The Australian cricket team, today, is not even a shadow of their era of dominance and an incident involving a sandpaper last year ensured that the famous Australian fight – an almost bulldog mentality of hunting like a pack of wolves – was scratched out of their game in favour of 'elite honesty'.

This time, the Border-Gavaskar trophy is already irrecoverable and at the end of the second day of the fourth Test match, the series is quickly racing out of Australian grasp.

To put the two situations in context, perhaps the achievements of 2003-04 eclipses what is to become of the 2018-19 series but in sport, which is necessarily an enterprise of numbers, Virat Kohli's team is on the cusp of toppling the mighty Aussies in their own backyard.

Virat Kohli Tim Paine
The two captains Kohli (L) and Paine (R) pose with the Border-Gavaskar trophy ahead of the Test series.Ryan Pierse/Getty Images

Years later, people will forget context and history will reflect a scoreline. What the scoreline will be is for Australia to decide because Test matches are not saved by batsmen, they are saved by grit and character. That afternoon, in 2004, it was not Steve Waugh – he was in his last lap as a cricketer – but the crisis-man within him that saved the Test match.

In 2019, on the brink of an unprecedented series defeat at home, this Australia – motived by 'elite honesty' – have to find within them the warriors akin to those that have, over the years, so fiercely guarded a legacy that is extremely dear to them.

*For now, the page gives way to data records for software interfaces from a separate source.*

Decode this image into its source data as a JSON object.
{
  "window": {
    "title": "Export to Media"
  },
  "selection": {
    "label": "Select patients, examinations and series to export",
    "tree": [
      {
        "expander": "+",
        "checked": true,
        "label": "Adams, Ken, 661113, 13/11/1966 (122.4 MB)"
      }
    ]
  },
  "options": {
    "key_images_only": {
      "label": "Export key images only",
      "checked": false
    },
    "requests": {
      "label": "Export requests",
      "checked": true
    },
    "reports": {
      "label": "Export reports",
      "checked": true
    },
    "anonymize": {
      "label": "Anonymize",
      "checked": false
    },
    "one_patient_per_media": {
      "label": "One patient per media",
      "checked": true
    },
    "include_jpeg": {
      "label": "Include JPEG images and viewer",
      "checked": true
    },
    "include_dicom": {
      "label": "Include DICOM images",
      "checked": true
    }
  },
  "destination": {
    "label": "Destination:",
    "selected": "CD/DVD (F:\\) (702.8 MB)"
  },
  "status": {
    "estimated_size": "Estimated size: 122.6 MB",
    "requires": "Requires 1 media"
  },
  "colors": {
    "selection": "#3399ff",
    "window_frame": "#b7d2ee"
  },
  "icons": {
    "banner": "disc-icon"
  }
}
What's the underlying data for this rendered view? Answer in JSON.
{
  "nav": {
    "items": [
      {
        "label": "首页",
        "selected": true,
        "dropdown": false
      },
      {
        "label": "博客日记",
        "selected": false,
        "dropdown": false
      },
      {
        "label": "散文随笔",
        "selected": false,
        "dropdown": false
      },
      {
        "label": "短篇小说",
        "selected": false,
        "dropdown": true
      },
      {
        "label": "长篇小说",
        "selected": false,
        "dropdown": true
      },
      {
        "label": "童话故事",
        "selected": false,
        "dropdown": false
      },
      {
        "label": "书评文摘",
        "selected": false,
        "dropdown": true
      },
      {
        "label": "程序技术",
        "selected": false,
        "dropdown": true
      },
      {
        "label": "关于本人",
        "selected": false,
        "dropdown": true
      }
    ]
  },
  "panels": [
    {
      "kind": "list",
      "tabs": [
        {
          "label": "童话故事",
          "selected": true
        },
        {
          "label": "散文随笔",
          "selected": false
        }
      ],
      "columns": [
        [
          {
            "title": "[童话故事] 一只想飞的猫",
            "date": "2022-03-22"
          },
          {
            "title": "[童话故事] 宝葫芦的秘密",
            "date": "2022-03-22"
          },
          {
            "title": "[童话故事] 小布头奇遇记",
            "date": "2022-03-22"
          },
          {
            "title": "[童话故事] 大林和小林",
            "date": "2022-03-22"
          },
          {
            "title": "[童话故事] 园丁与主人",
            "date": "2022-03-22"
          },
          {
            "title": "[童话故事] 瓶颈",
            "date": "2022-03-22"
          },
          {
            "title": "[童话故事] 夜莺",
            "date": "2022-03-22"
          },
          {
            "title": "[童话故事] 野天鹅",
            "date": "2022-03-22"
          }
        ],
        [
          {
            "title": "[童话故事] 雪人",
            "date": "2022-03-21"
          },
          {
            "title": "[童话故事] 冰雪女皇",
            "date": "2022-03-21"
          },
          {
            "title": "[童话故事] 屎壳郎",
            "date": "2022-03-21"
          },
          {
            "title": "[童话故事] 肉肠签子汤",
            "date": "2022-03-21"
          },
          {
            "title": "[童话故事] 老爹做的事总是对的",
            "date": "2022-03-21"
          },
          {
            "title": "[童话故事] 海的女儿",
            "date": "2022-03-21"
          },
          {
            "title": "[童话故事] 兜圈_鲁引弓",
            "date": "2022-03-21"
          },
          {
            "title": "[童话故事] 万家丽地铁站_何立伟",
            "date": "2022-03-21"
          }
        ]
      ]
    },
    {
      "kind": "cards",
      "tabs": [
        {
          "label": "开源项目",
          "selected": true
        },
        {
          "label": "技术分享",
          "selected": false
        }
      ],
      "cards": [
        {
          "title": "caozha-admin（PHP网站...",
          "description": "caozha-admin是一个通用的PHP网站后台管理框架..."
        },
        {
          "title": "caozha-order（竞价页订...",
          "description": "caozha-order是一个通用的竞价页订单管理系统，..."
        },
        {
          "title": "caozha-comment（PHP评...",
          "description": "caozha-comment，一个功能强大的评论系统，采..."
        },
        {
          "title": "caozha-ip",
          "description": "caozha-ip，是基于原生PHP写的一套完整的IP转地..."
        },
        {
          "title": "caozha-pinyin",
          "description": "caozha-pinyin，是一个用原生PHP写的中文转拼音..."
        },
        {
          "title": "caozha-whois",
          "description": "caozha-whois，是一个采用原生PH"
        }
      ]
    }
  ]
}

Disclaimer: The views expressed in this article are the author's alone and do not necessarily reflect the views of International Business Times, India.